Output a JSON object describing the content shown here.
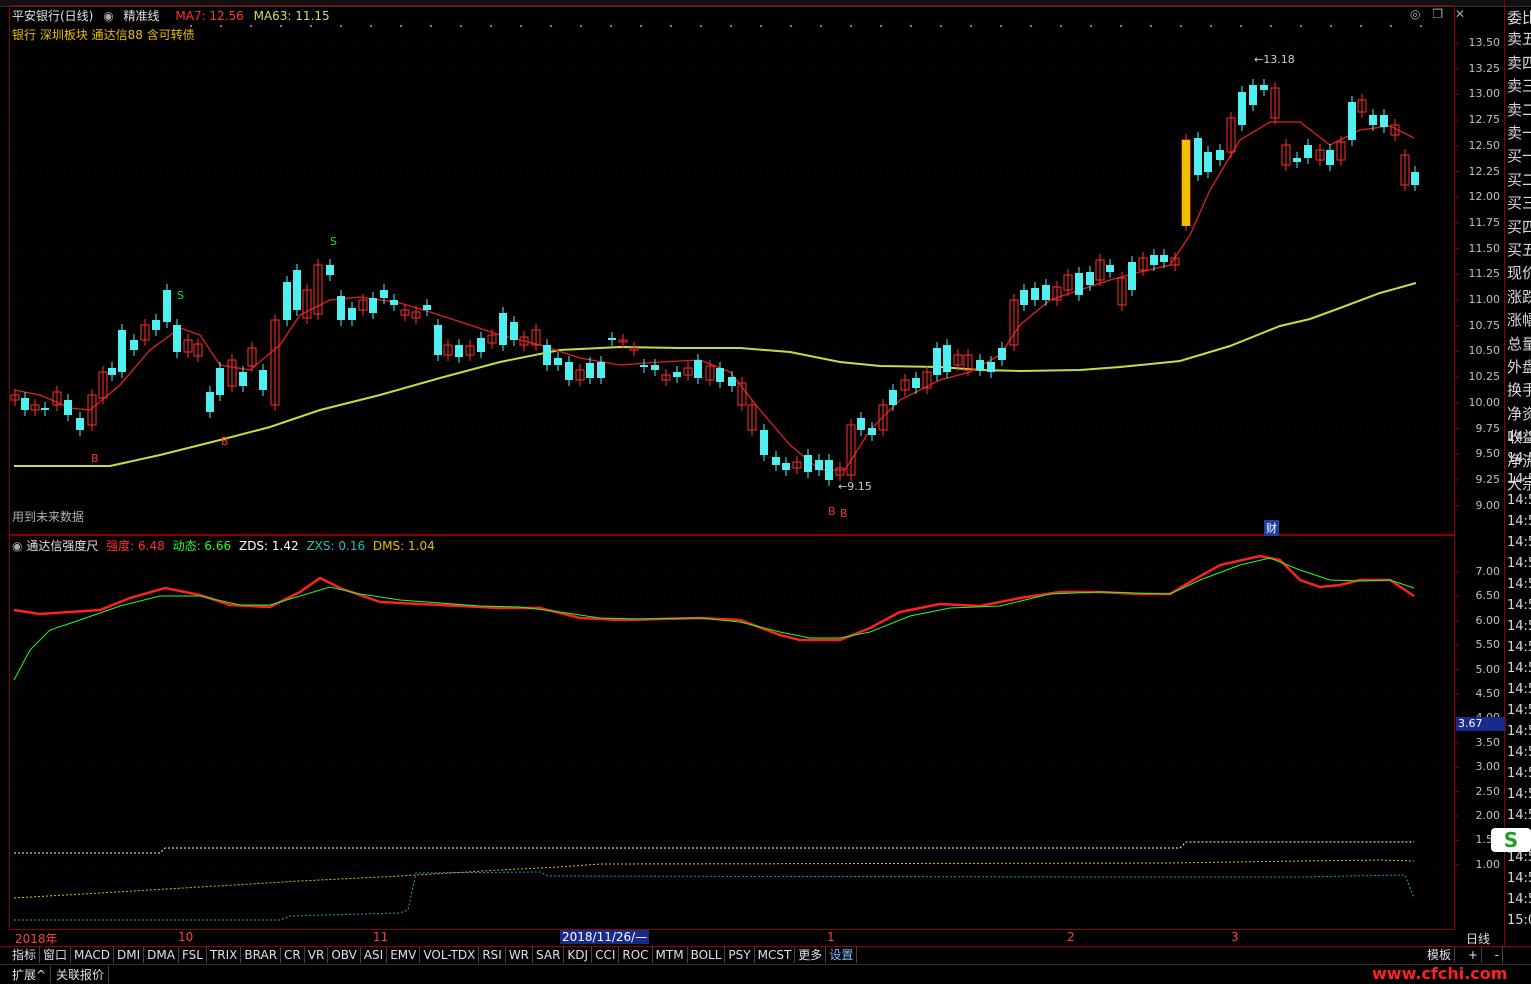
{
  "header": {
    "stock_name": "平安银行(日线)",
    "indicator_name": "精准线",
    "ma7": "MA7: 12.56",
    "ma63": "MA63: 11.15",
    "tags": "银行 深圳板块 通达信88 含可转债",
    "window_buttons": [
      "◎",
      "❐",
      "✕"
    ]
  },
  "main_chart": {
    "y_ticks": [
      "13.50",
      "13.25",
      "13.00",
      "12.75",
      "12.50",
      "12.25",
      "12.00",
      "11.75",
      "11.50",
      "11.25",
      "11.00",
      "10.75",
      "10.50",
      "10.25",
      "10.00",
      "9.75",
      "9.50",
      "9.25",
      "9.00"
    ],
    "future_data_note": "用到未来数据",
    "high_label": "13.18",
    "low_label": "9.15",
    "signal_s": "S",
    "signal_b": "B",
    "cai_badge": "财"
  },
  "sub_chart": {
    "title": "通达信强度尺",
    "strength": "强度: 6.48",
    "dynamic": "动态: 6.66",
    "zds": "ZDS: 1.42",
    "zxs": "ZXS: 0.16",
    "dms": "DMS: 1.04",
    "y_ticks": [
      "7.00",
      "6.50",
      "6.00",
      "5.50",
      "5.00",
      "4.50",
      "4.00",
      "3.50",
      "3.00",
      "2.50",
      "2.00",
      "1.50",
      "1.00"
    ],
    "cursor_value": "3.67",
    "colors": {
      "strength": "#ff2020",
      "dynamic": "#20ff20",
      "zds": "#ffffff",
      "zxs": "#20c0c0",
      "dms": "#e0c000"
    }
  },
  "x_axis": {
    "labels": [
      "2018年",
      "10",
      "11",
      "2018/11/26/—",
      "1",
      "2",
      "3"
    ],
    "period": "日线"
  },
  "right_panel": {
    "items": [
      "委比",
      "卖五",
      "卖四",
      "卖三",
      "卖二",
      "卖一",
      "买一",
      "买二",
      "买三",
      "买四",
      "买五",
      "现价",
      "涨跌",
      "涨幅",
      "总量",
      "外盘",
      "换手",
      "净资",
      "收益",
      "净流",
      "大宗"
    ],
    "times": [
      "14:5",
      "14:5",
      "14:5",
      "14:5",
      "14:5",
      "14:5",
      "14:5",
      "14:5",
      "14:5",
      "14:5",
      "14:5",
      "14:5",
      "14:5",
      "14:5",
      "14:5",
      "14:5",
      "14:5",
      "14:5",
      "14:5",
      "14:5",
      "14:5",
      "14:5",
      "14:5",
      "15:0"
    ]
  },
  "tabs": [
    "指标",
    "窗口",
    "MACD",
    "DMI",
    "DMA",
    "FSL",
    "TRIX",
    "BRAR",
    "CR",
    "VR",
    "OBV",
    "ASI",
    "EMV",
    "VOL-TDX",
    "RSI",
    "WR",
    "SAR",
    "KDJ",
    "CCI",
    "ROC",
    "MTM",
    "BOLL",
    "PSY",
    "MCST",
    "更多",
    "设置"
  ],
  "right_tabs": [
    "模板",
    "+",
    "-"
  ],
  "extension": {
    "expand": "扩展^",
    "related": "关联报价"
  },
  "watermark": "www.cfchi.com",
  "logo_text": "S"
}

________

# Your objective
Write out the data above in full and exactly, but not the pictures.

# Task response
Output a JSON object describing the content shown here.
{
  "header": {
    "stock_name": "平安银行(日线)",
    "indicator_name": "精准线",
    "ma7": "MA7: 12.56",
    "ma63": "MA63: 11.15",
    "tags": "银行 深圳板块 通达信88 含可转债",
    "window_buttons": [
      "◎",
      "❐",
      "✕"
    ]
  },
  "main_chart": {
    "y_ticks": [
      "13.50",
      "13.25",
      "13.00",
      "12.75",
      "12.50",
      "12.25",
      "12.00",
      "11.75",
      "11.50",
      "11.25",
      "11.00",
      "10.75",
      "10.50",
      "10.25",
      "10.00",
      "9.75",
      "9.50",
      "9.25",
      "9.00"
    ],
    "future_data_note": "用到未来数据",
    "high_label": "13.18",
    "low_label": "9.15",
    "signal_s": "S",
    "signal_b": "B",
    "cai_badge": "财"
  },
  "sub_chart": {
    "title": "通达信强度尺",
    "strength": "强度: 6.48",
    "dynamic": "动态: 6.66",
    "zds": "ZDS: 1.42",
    "zxs": "ZXS: 0.16",
    "dms": "DMS: 1.04",
    "y_ticks": [
      "7.00",
      "6.50",
      "6.00",
      "5.50",
      "5.00",
      "4.50",
      "4.00",
      "3.50",
      "3.00",
      "2.50",
      "2.00",
      "1.50",
      "1.00"
    ],
    "cursor_value": "3.67",
    "colors": {
      "strength": "#ff2020",
      "dynamic": "#20ff20",
      "zds": "#ffffff",
      "zxs": "#20c0c0",
      "dms": "#e0c000"
    }
  },
  "x_axis": {
    "labels": [
      "2018年",
      "10",
      "11",
      "2018/11/26/—",
      "1",
      "2",
      "3"
    ],
    "period": "日线"
  },
  "right_panel": {
    "items": [
      "委比",
      "卖五",
      "卖四",
      "卖三",
      "卖二",
      "卖一",
      "买一",
      "买二",
      "买三",
      "买四",
      "买五",
      "现价",
      "涨跌",
      "涨幅",
      "总量",
      "外盘",
      "换手",
      "净资",
      "收益",
      "净流",
      "大宗"
    ],
    "times": [
      "14:5",
      "14:5",
      "14:5",
      "14:5",
      "14:5",
      "14:5",
      "14:5",
      "14:5",
      "14:5",
      "14:5",
      "14:5",
      "14:5",
      "14:5",
      "14:5",
      "14:5",
      "14:5",
      "14:5",
      "14:5",
      "14:5",
      "14:5",
      "14:5",
      "14:5",
      "14:5",
      "15:0"
    ]
  },
  "tabs": [
    "指标",
    "窗口",
    "MACD",
    "DMI",
    "DMA",
    "FSL",
    "TRIX",
    "BRAR",
    "CR",
    "VR",
    "OBV",
    "ASI",
    "EMV",
    "VOL-TDX",
    "RSI",
    "WR",
    "SAR",
    "KDJ",
    "CCI",
    "ROC",
    "MTM",
    "BOLL",
    "PSY",
    "MCST",
    "更多",
    "设置"
  ],
  "right_tabs": [
    "模板",
    "+",
    "-"
  ],
  "extension": {
    "expand": "扩展^",
    "related": "关联报价"
  },
  "watermark": "www.cfchi.com",
  "logo_text": "S"
}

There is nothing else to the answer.